The stipend paid to students for living expenses was not a fixed sum: The rosh yeshiva could diminish it if a student broke rules and acted in ways deemed inappropriate or raise it for good behavior. This discretion gave the administration enormous power over the students – and created resentment.
Students were not shy about expressing their frustrations with yeshiva life, at times in creative and even violent ways. One year, when students thought that the rosh yeshiva, R’ Naftali Tzvi Yehuda Berlin (the famed Netziv), had insulted a student, they refused to offer the rabbi the usual Shavuot greetings after prayers. The Netziv was forced to apologize. When students in the Telz yeshiva were unhappy with staff appointments, they staged a strike, refused to study, created public disturbances in the study hall, and in at least one instance rioted, shattering lights and destroying windows.
Some of the most striking conflicts involved mussar, an educational and ideological movement that increasingly influenced yeshivas in the late 19th and early 20th centuries. Many students in mussar yeshivas were frustrated by the emphasis on character building at the expense of talmudic scholarship and with efforts by the mashgiach (spiritual adviser) to control their behavior. In 1897, students in the Slobodka yeshiva protested by stealing mussar books from the library and loudly interrupting classes.
The yeshiva was eventually forced to split into mussar and non-mussar yeshivot.
Much of this was not much more than the usual power struggle between self-important teenagers and their educators. But some of it also stemmed, ironically, from the students’ enormous respect for the institution of yeshiva, learned from the very teachers against whom they rebelled. Students were taught an ideal of what yeshiva and Jewish life should be, and that ideal was too cosmically important to be left to the whims and human foibles of the flesh-and-blood rabbis who led the institutions. Like later students in the 1960s, these yeshiva students were driven by arrogance, immaturity, a desire for fun and a deep-seated sense that they stood at the center of great social and intellectual trends.

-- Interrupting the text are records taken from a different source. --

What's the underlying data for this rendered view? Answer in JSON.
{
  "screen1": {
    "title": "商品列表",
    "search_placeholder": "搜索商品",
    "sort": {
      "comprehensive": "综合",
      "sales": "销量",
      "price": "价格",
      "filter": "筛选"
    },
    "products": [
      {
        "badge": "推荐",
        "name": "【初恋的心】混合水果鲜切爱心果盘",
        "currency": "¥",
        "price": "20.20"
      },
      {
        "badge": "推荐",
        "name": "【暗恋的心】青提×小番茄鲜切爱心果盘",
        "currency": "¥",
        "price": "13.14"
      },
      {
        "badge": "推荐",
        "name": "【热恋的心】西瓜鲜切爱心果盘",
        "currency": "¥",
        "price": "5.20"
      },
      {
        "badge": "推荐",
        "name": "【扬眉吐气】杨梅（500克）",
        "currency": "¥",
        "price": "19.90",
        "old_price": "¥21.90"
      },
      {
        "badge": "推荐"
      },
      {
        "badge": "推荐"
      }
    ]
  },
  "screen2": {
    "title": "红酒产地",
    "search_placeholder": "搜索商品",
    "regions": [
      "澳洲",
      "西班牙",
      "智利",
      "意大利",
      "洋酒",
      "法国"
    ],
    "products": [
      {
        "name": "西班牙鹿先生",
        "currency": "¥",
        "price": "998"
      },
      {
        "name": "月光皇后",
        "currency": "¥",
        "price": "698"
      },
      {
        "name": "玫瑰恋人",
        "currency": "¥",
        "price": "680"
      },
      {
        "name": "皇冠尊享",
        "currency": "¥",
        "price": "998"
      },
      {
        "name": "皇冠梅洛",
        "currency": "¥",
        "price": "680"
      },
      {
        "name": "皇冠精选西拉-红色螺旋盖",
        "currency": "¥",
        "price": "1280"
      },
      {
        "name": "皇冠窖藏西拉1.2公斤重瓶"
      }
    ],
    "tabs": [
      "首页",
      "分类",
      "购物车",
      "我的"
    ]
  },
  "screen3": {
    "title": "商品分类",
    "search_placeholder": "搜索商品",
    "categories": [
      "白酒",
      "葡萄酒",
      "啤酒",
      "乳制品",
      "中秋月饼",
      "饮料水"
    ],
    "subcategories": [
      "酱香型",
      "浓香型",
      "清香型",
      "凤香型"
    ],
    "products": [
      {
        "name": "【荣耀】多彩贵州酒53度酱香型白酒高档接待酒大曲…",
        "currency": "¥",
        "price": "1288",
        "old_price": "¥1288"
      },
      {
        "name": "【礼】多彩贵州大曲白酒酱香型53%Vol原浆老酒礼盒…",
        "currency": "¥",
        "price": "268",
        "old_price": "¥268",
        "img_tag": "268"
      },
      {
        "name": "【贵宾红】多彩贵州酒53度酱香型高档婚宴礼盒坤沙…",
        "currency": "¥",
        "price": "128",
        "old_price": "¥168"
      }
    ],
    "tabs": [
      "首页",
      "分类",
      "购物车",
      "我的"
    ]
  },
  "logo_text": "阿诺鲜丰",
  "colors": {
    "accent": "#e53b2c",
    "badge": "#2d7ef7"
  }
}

Modern yeshivas imagine, nostalgically, that the great Lithuanian yeshivas were just like today’s, but they were not. Today, successful yeshivas create passion, enthusiasm and the desire to become a pious talmudic scholar; unsuccessful yeshivas merely create anger and resentment.
But today’s yeshivas work to create an atmosphere of submission, not only to Torah but to human rabbis, conventional dress, formulaic social habits and predigested ideas. Good yeshiva students don’t rock the boat.
After reading Stampfer, I feel nostalgic for something else, something like the stormy nature of the 19th-century yeshivas. I could skip the arrogance and violence, but I’m impressed with these young Torah scholars’ sense of group mission and pride. They wanted a yeshiva not only for followers but for leaders. They studied not only to preserve what was but to envision what would be. They might have been immature; but they were willing to challenge, press, demand change, even rebel. They envisioned themselves as not just conservators of the past but renegades, trying to construct a future.
The writer lives with his wife and five children in Beit Shemesh, Israel. He is the author of Strictly Kosher Reading: Popular Literature and the Condition of Contemporary Orthodoxy. This article originally appeared on Jewish Ideas Daily and is reprinted with their permission.